[13:17:42] elomatreb: Not exactly true, iterator blocks get yielded an array of two elements, it just gets destructured when you put two parameters on the block
[13:35:02] elomatreb: You can use this anywhere btw, e.g. `a, b = [1, 2]` assigns 1 to a and 2 to b
[14:11:53] elomatreb: Alternatively there is File.ftype
[16:37:16] elomatreb: bsamorim: The scope in which a block is executed is lexical to where the block is located, from where you do block.call does not change it
[16:38:02] elomatreb: You can change the receiver object (self) through things like instance_eval, but it's kind of a bad idea because it's not apparent at the call site
[16:44:09] elomatreb: You're probably making some assumption about scope somewhere. If you could show actual code instead of a reduced example it's usually much easier to help
[16:48:34] elomatreb: My gut feeling would be the code inside the actual block
[16:59:35] elomatreb: Try inserting `p self` to see where your methods are going, if there's confusion about that

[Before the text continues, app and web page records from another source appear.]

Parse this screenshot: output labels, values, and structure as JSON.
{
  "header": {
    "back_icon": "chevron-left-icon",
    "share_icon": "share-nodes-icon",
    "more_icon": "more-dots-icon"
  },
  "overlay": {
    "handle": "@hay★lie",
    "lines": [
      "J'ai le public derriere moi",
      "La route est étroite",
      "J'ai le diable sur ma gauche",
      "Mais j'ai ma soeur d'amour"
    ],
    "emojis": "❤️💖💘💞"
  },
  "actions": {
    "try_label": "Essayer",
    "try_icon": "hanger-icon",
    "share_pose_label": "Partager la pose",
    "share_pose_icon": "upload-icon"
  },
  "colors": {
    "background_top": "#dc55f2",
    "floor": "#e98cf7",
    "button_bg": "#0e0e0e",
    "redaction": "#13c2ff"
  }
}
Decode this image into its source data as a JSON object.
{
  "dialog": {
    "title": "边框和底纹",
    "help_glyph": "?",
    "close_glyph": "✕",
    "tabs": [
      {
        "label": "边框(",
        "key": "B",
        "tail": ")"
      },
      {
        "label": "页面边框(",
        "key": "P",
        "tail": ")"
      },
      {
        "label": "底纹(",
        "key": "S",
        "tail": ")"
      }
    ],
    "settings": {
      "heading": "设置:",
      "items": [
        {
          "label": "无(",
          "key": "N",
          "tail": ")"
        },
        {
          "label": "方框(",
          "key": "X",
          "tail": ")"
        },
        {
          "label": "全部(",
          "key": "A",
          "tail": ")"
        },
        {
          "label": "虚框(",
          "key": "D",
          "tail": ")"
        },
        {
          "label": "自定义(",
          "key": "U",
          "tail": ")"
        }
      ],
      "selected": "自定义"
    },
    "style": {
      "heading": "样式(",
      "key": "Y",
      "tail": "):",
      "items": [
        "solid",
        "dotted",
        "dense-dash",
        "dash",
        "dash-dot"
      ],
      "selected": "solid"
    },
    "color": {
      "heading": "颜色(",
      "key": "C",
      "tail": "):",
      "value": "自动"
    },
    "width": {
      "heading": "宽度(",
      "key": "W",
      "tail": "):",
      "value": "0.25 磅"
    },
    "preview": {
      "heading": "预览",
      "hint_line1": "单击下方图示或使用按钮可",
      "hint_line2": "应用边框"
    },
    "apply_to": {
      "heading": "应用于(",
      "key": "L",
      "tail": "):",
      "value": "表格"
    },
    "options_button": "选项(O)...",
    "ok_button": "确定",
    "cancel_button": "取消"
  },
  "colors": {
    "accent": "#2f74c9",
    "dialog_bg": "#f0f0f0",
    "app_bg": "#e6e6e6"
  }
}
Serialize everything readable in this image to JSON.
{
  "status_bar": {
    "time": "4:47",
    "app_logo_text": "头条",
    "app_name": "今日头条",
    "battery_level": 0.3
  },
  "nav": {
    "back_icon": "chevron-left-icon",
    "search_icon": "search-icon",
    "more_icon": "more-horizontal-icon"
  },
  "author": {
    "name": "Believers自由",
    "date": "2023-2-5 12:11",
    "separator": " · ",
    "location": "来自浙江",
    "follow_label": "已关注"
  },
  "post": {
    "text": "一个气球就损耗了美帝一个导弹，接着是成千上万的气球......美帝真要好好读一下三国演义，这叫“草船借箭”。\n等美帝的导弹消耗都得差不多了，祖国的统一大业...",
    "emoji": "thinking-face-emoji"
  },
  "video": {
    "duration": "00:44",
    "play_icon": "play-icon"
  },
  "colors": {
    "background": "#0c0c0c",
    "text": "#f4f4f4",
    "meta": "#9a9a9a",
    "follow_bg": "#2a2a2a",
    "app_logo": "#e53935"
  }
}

[17:02:05] elomatreb: Oh you can't create anonymous gists anymore?
[17:03:07] elomatreb: Might be worth considering to recommend another service in that case, requiring people to have a github account does seem inappropriate
[17:03:58] elomatreb: I would if I could :/
[17:05:55] elomatreb: And the request in print_request is what's being messed up?
[17:07:02] elomatreb: In that case it gets class_evald apparently
[17:07:28] elomatreb: What happens if you change `def print_request` to `def self.print_request`?
[17:08:27] elomatreb: This feels more like a strange behavior from Sinatra, I can't really help with that, sorry
[17:13:24] elomatreb: It changes the self in the block
[17:13:48] elomatreb: So all the methods you call end up being called on the object you want, instead of the the lexical default from the blocks location
[17:15:12] elomatreb: Which makes building things like DSLs convenient, but you also can't see that it's happening just from looking at the block itself, so it can be very confusing if you e.g. get NoMethodErrors for methods that you defined just above (similar to the confusion you got)


[22:34:53] elomatreb: You'll exhaust the Strategic Newline Reserve
[22:47:59] elomatreb: Give each issue a UUID